Collected data entries:
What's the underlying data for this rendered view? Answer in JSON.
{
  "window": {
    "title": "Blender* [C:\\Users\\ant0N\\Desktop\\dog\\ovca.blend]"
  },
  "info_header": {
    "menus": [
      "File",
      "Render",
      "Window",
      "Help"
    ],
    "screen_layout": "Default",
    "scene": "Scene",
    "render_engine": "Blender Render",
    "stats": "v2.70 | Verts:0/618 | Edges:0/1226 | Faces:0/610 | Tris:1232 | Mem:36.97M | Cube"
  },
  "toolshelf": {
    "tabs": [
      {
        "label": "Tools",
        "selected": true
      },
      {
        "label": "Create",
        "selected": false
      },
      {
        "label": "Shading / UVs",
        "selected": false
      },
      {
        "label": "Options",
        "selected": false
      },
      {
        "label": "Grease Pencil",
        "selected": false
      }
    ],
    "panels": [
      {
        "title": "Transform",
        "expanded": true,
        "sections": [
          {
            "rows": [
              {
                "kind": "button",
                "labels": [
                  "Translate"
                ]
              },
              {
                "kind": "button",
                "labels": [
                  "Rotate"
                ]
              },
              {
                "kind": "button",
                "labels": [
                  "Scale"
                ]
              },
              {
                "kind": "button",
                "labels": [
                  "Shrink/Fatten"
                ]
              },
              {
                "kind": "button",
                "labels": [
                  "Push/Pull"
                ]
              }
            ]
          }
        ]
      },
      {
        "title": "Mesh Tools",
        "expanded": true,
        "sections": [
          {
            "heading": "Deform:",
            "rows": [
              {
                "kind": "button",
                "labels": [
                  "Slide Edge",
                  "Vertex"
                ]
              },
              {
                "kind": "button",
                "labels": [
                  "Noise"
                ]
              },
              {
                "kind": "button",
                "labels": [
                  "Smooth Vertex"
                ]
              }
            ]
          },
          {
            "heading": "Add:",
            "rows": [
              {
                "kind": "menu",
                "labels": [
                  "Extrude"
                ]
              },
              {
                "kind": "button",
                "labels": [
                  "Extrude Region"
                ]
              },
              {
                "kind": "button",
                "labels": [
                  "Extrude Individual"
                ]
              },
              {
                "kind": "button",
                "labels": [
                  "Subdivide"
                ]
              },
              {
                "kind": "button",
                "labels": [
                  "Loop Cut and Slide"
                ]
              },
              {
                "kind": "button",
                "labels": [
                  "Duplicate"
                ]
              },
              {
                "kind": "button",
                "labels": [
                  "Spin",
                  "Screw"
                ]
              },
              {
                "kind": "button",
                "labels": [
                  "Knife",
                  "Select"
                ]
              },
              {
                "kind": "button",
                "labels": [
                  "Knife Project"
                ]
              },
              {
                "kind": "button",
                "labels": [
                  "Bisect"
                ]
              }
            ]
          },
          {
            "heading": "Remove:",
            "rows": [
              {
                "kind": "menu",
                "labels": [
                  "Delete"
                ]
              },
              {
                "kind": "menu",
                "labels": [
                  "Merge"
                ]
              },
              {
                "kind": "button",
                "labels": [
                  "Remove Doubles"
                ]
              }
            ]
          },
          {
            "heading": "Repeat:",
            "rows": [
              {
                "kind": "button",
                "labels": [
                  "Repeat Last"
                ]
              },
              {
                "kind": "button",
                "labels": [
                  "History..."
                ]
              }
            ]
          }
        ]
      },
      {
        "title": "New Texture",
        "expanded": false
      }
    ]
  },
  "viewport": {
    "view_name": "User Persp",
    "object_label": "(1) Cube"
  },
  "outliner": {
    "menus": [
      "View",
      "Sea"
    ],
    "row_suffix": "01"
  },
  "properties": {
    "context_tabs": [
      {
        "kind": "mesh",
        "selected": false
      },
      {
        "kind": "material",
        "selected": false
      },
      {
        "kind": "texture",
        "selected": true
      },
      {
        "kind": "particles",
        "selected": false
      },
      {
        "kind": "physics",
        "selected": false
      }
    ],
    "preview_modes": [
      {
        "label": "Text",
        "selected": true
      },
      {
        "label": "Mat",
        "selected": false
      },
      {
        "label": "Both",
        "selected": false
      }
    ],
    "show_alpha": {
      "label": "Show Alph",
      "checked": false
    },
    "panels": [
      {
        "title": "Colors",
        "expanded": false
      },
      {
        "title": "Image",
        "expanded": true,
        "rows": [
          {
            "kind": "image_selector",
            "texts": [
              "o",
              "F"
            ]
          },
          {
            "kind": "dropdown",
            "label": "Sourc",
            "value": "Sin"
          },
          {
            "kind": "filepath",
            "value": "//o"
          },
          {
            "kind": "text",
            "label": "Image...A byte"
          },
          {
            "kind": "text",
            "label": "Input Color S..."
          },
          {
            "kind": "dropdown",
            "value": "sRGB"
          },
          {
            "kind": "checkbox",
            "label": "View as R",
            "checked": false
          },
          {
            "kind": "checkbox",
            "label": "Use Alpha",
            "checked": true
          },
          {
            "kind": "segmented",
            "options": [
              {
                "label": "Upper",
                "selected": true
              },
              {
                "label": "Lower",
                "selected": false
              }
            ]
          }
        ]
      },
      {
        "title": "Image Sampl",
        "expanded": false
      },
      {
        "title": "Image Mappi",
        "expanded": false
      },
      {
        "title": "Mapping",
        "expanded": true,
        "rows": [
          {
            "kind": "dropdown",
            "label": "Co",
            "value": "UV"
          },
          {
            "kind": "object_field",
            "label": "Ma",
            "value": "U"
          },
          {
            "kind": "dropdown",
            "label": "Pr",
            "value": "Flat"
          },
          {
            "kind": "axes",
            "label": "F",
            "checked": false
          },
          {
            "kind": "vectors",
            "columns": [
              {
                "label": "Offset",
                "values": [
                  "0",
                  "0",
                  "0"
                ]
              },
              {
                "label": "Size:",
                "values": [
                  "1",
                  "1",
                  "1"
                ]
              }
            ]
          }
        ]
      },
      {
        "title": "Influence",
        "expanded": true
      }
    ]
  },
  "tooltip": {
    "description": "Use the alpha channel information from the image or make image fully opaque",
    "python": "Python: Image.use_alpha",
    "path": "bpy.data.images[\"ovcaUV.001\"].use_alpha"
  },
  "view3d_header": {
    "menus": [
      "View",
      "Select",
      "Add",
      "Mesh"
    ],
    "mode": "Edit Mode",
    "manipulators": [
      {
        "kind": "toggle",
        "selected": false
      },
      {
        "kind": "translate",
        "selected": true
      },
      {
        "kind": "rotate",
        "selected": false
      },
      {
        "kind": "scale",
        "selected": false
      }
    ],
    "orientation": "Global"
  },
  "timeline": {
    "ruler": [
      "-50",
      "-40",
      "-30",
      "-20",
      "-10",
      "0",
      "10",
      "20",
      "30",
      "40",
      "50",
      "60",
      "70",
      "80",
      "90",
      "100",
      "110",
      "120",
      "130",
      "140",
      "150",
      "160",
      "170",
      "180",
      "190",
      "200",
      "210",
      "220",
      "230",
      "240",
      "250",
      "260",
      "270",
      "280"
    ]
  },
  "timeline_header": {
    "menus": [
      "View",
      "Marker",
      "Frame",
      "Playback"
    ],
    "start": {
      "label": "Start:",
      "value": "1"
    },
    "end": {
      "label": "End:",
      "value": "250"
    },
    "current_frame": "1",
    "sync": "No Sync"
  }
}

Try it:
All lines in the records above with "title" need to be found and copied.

Your solution:
    "title": "Blender* [C:\\Users\\ant0N\\Desktop\\dog\\ovca.blend]"
        "title": "Transform",
        "title": "Mesh Tools",
        "title": "New Texture",
        "title": "Colors",
        "title": "Image",
        "title": "Image Sampl",
        "title": "Image Mappi",
        "title": "Mapping",
        "title": "Influence",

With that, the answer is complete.